Without changing anything, output the records below.

__INFORMATION SUPPLIED__
━━━━━━

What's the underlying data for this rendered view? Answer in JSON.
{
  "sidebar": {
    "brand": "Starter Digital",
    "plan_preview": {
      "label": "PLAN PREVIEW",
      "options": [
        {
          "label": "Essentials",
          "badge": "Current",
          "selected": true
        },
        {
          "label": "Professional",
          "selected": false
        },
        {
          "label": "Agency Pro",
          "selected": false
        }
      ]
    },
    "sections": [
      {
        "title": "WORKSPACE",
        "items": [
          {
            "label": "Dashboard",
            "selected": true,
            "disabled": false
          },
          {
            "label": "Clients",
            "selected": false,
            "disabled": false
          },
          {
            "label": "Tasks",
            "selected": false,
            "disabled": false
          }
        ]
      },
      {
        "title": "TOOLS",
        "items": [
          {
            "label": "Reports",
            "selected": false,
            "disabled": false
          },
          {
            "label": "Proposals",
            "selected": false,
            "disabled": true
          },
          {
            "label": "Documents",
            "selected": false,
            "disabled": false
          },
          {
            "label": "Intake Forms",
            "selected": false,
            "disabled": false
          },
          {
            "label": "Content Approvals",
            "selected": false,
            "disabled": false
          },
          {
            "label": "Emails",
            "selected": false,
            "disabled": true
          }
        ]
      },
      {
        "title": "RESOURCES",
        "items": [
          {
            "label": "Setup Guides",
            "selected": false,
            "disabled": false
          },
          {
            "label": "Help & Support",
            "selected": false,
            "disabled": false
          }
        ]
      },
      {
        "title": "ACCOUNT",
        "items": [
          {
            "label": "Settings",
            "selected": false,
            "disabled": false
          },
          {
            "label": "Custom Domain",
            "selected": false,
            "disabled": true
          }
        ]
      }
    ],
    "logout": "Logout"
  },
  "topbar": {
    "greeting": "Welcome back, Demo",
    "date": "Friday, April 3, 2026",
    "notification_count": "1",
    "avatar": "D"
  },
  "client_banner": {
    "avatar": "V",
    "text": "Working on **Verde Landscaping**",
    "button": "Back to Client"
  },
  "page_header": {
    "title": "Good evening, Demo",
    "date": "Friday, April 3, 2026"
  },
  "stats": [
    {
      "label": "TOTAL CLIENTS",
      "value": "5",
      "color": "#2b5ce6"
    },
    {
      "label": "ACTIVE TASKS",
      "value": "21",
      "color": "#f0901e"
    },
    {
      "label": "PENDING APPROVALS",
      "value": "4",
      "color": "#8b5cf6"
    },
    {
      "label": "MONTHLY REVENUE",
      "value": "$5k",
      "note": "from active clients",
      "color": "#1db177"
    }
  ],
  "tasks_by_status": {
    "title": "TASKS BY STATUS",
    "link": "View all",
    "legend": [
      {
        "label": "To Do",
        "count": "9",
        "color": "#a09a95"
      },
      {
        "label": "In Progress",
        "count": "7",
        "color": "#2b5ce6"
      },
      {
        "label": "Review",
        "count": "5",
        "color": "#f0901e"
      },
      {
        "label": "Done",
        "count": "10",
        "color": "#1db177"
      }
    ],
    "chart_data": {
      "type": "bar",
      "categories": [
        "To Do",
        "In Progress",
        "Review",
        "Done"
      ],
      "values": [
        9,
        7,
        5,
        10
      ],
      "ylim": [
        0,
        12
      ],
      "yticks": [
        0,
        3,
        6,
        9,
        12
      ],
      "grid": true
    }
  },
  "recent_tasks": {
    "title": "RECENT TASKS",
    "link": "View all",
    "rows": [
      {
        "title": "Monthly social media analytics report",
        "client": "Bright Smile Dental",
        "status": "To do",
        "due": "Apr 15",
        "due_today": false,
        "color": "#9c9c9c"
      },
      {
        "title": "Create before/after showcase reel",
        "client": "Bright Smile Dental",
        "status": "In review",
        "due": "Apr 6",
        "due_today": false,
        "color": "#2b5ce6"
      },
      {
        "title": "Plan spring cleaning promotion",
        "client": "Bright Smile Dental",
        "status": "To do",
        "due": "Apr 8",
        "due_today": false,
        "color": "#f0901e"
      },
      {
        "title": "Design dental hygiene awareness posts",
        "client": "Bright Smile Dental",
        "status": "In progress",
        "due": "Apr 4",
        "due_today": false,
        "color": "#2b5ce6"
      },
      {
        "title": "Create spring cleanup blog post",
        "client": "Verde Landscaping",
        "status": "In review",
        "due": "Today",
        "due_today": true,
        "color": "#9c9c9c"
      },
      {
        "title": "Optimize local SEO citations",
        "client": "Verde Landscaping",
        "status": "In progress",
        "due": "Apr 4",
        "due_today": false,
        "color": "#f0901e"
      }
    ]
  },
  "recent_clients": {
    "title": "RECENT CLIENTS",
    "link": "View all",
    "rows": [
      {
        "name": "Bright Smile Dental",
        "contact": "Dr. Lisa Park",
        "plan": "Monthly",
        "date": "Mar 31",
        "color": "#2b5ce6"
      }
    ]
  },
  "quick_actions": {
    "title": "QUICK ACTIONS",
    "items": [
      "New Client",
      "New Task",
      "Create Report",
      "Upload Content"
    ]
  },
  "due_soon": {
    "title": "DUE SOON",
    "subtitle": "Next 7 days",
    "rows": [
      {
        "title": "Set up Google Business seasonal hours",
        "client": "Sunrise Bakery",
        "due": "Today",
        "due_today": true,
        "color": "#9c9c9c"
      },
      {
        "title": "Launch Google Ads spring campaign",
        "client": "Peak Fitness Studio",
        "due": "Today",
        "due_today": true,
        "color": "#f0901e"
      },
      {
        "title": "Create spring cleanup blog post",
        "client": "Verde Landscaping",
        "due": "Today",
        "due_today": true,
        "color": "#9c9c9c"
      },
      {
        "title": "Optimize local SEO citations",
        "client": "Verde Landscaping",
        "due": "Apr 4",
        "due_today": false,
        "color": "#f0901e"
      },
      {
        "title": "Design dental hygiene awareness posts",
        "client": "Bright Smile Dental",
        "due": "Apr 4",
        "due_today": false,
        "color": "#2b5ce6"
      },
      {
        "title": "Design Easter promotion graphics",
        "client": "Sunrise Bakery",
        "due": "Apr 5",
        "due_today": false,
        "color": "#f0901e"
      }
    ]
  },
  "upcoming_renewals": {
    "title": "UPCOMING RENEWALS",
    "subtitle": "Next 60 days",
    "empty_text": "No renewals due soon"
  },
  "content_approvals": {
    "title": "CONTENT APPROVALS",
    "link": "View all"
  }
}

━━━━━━

__RESULT OF THIS TASK__
What's the underlying data for this rendered view? Answer in JSON.
{
  "sidebar": {
    "brand": "Starter Digital",
    "plan_preview": {
      "label": "PLAN PREVIEW",
      "options": [
        {
          "label": "Essentials",
          "badge": "Current",
          "selected": true
        },
        {
          "label": "Professional",
          "selected": false
        },
        {
          "label": "Agency Pro",
          "selected": false
        }
      ]
    },
    "sections": [
      {
        "title": "WORKSPACE",
        "items": [
          {
            "label": "Dashboard",
            "selected": true,
            "disabled": false
          },
          {
            "label": "Clients",
            "selected": false,
            "disabled": false
          },
          {
            "label": "Tasks",
            "selected": false,
            "disabled": false
          }
        ]
      },
      {
        "title": "TOOLS",
        "items": [
          {
            "label": "Reports",
            "selected": false,
            "disabled": false
          },
          {
            "label": "Proposals",
            "selected": false,
            "disabled": true
          },
          {
            "label": "Documents",
            "selected": false,
            "disabled": false
          },
          {
            "label": "Intake Forms",
            "selected": false,
            "disabled": false
          },
          {
            "label": "Content Approvals",
            "selected": false,
            "disabled": false
          },
          {
            "label": "Emails",
            "selected": false,
            "disabled": true
          }
        ]
      },
      {
        "title": "RESOURCES",
        "items": [
          {
            "label": "Setup Guides",
            "selected": false,
            "disabled": false
          },
          {
            "label": "Help & Support",
            "selected": false,
            "disabled": false
          }
        ]
      },
      {
        "title": "ACCOUNT",
        "items": [
          {
            "label": "Settings",
            "selected": false,
            "disabled": false
          },
          {
            "label": "Custom Domain",
            "selected": false,
            "disabled": true
          }
        ]
      }
    ],
    "logout": "Logout"
  },
  "topbar": {
    "greeting": "Welcome back, Demo",
    "date": "Friday, April 3, 2026",
    "notification_count": "1",
    "avatar": "D"
  },
  "client_banner": {
    "avatar": "V",
    "text": "Working on **Verde Landscaping**",
    "button": "Back to Client"
  },
  "page_header": {
    "title": "Good evening, Demo",
    "date": "Friday, April 3, 2026"
  },
  "stats": [
    {
      "label": "TOTAL CLIENTS",
      "value": "5",
      "color": "#2b5ce6"
    },
    {
      "label": "ACTIVE TASKS",
      "value": "21",
      "color": "#f0901e"
    },
    {
      "label": "PENDING APPROVALS",
      "value": "4",
      "color": "#8b5cf6"
    },
    {
      "label": "MONTHLY REVENUE",
      "value": "$5k",
      "note": "from active clients",
      "color": "#1db177"
    }
  ],
  "tasks_by_status": {
    "title": "TASKS BY STATUS",
    "link": "View all",
    "legend": [
      {
        "label": "To Do",
        "count": "9",
        "color": "#a09a95"
      },
      {
        "label": "In Progress",
        "count": "7",
        "color": "#2b5ce6"
      },
      {
        "label": "Review",
        "count": "5",
        "color": "#f0901e"
      },
      {
        "label": "Done",
        "count": "10",
        "color": "#1db177"
      }
    ],
    "chart_data": {
      "type": "bar",
      "categories": [
        "To Do",
        "In Progress",
        "Review",
        "Done"
      ],
      "values": [
        9,
        7,
        5,
        10
      ],
      "ylim": [
        0,
        12
      ],
      "yticks": [
        0,
        3,
        6,
        9,
        12
      ],
      "grid": true
    }
  },
  "recent_tasks": {
    "title": "RECENT TASKS",
    "link": "View all",
    "rows": [
      {
        "title": "Monthly social media analytics report",
        "client": "Bright Smile Dental",
        "status": "To do",
        "due": "Apr 15",
        "due_today": false,
        "color": "#9c9c9c"
      },
      {
        "title": "Create before/after showcase reel",
        "client": "Bright Smile Dental",
        "status": "In review",
        "due": "Apr 6",
        "due_today": false,
        "color": "#2b5ce6"
      },
      {
        "title": "Plan spring cleaning promotion",
        "client": "Bright Smile Dental",
        "status": "To do",
        "due": "Apr 8",
        "due_today": false,
        "color": "#f0901e"
      },
      {
        "title": "Design dental hygiene awareness posts",
        "client": "Bright Smile Dental",
        "status": "In progress",
        "due": "Apr 4",
        "due_today": false,
        "color": "#2b5ce6"
      },
      {
        "title": "Create spring cleanup blog post",
        "client": "Verde Landscaping",
        "status": "In review",
        "due": "Today",
        "due_today": true,
        "color": "#9c9c9c"
      },
      {
        "title": "Optimize local SEO citations",
        "client": "Verde Landscaping",
        "status": "In progress",
        "due": "Apr 4",
        "due_today": false,
        "color": "#f0901e"
      }
    ]
  },
  "recent_clients": {
    "title": "RECENT CLIENTS",
    "link": "View all",
    "rows": [
      {
        "name": "Bright Smile Dental",
        "contact": "Dr. Lisa Park",
        "plan": "Monthly",
        "date": "Mar 31",
        "color": "#2b5ce6"
      }
    ]
  },
  "quick_actions": {
    "title": "QUICK ACTIONS",
    "items": [
      "New Client",
      "New Task",
      "Create Report",
      "Upload Content"
    ]
  },
  "due_soon": {
    "title": "DUE SOON",
    "subtitle": "Next 7 days",
    "rows": [
      {
        "title": "Set up Google Business seasonal hours",
        "client": "Sunrise Bakery",
        "due": "Today",
        "due_today": true,
        "color": "#9c9c9c"
      },
      {
        "title": "Launch Google Ads spring campaign",
        "client": "Peak Fitness Studio",
        "due": "Today",
        "due_today": true,
        "color": "#f0901e"
      },
      {
        "title": "Create spring cleanup blog post",
        "client": "Verde Landscaping",
        "due": "Today",
        "due_today": true,
        "color": "#9c9c9c"
      },
      {
        "title": "Optimize local SEO citations",
        "client": "Verde Landscaping",
        "due": "Apr 4",
        "due_today": false,
        "color": "#f0901e"
      },
      {
        "title": "Design dental hygiene awareness posts",
        "client": "Bright Smile Dental",
        "due": "Apr 4",
        "due_today": false,
        "color": "#2b5ce6"
      },
      {
        "title": "Design Easter promotion graphics",
        "client": "Sunrise Bakery",
        "due": "Apr 5",
        "due_today": false,
        "color": "#f0901e"
      }
    ]
  },
  "upcoming_renewals": {
    "title": "UPCOMING RENEWALS",
    "subtitle": "Next 60 days",
    "empty_text": "No renewals due soon"
  },
  "content_approvals": {
    "title": "CONTENT APPROVALS",
    "link": "View all"
  }
}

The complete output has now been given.